Divers shooting for a TV documentary seeking the wreckage of a World War Two aircraft stumbled across a remnant from the tragic Challenger space shuttle.
The divers were exploring off the east coast of Florida when they came across the piece, which was partially buried in the seabed.
The TV crew contacted NASA after noting the remnant’s modern construction – and the presence of eight-inch square tiles.
NASA leaders viewed the footage of the discovery and confirmed it was, indeed, a piece from the ill-fated space shuttle.
The last Challenger mission, dubbed STS-51L, took off from the Kennedy Space Centre on 28 January 1986 and tragically exploded just 73 seconds into its flight, killing all seven astronauts who were aboard.
An agency investigation later showed unexpectedly cold temperatures while the shuttle was sat on Launch Pad 39B affected the integrity of the O-ring seals in the solid rocket booster segment joints.
The Challenger tragedy
“While it has been nearly 37 years since seven daring and brave explorers lost their lives aboard Challenger, this tragedy will forever be seared in the collective memory of our country. For millions around the globe, myself included, 28 January, 1986, still feels like yesterday,” said NASA Administrator Bill Nelson.
“This discovery gives us an opportunity to pause once again, to uplift the legacies of the seven pioneers we lost, and to reflect on how this tragedy changed us. At NASA, the core value of safety is – and must forever remain – our top priority, especially as our missions explore more of the cosmos than ever before.”
The History Channel documentary depicting the discovery of the Challenger remnant is scheduled to air on Tuesday, 22 November. Although the episode will appear as part of a series about the Bermuda Triangle, the piece was found in waters off Florida’s ‘Space Coast’, well northwest of the area popularly known as the Bermuda Triangle.
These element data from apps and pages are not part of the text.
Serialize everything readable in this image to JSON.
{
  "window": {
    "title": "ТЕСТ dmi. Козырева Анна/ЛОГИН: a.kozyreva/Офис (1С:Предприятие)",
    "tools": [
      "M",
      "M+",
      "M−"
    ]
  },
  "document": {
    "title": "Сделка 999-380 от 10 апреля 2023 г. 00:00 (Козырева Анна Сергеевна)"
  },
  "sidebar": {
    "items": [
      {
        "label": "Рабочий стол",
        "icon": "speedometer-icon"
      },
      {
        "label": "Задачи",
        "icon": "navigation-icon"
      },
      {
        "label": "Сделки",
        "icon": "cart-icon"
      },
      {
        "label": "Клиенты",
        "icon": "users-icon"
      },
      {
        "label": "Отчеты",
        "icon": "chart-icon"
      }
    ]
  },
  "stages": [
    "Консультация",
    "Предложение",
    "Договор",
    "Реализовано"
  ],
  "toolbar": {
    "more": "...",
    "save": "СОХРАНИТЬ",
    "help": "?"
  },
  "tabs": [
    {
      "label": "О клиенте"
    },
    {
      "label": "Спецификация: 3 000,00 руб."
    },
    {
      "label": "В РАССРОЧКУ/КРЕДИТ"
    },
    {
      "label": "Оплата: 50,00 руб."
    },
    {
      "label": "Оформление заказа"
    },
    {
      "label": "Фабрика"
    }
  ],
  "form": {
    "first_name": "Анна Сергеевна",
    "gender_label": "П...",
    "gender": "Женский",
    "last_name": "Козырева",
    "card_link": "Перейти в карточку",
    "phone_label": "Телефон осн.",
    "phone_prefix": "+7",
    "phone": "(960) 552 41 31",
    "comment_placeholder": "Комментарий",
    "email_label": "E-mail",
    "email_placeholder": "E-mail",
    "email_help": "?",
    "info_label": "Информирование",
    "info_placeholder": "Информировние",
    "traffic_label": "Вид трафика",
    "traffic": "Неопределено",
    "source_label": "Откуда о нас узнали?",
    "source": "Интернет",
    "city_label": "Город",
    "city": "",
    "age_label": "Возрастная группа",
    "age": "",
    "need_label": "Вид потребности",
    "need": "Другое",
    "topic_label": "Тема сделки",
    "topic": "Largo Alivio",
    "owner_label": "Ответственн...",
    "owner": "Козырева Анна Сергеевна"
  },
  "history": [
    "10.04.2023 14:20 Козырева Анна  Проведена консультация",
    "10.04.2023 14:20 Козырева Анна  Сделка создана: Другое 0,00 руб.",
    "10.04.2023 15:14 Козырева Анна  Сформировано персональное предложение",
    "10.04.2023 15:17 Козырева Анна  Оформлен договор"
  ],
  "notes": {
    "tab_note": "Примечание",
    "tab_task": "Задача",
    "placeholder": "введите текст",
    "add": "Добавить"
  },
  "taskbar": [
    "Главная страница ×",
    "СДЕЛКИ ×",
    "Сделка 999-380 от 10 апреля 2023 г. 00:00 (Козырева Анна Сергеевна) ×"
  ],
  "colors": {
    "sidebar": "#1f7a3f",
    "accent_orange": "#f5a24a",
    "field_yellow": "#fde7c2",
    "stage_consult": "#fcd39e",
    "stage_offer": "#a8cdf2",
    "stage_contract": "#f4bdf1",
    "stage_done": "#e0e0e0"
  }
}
NASA currently is considering what additional actions it may take regarding the remnant that will properly honor the legacy of Challenger’s fallen astronauts and the families who loved them.
Photo credit: NASA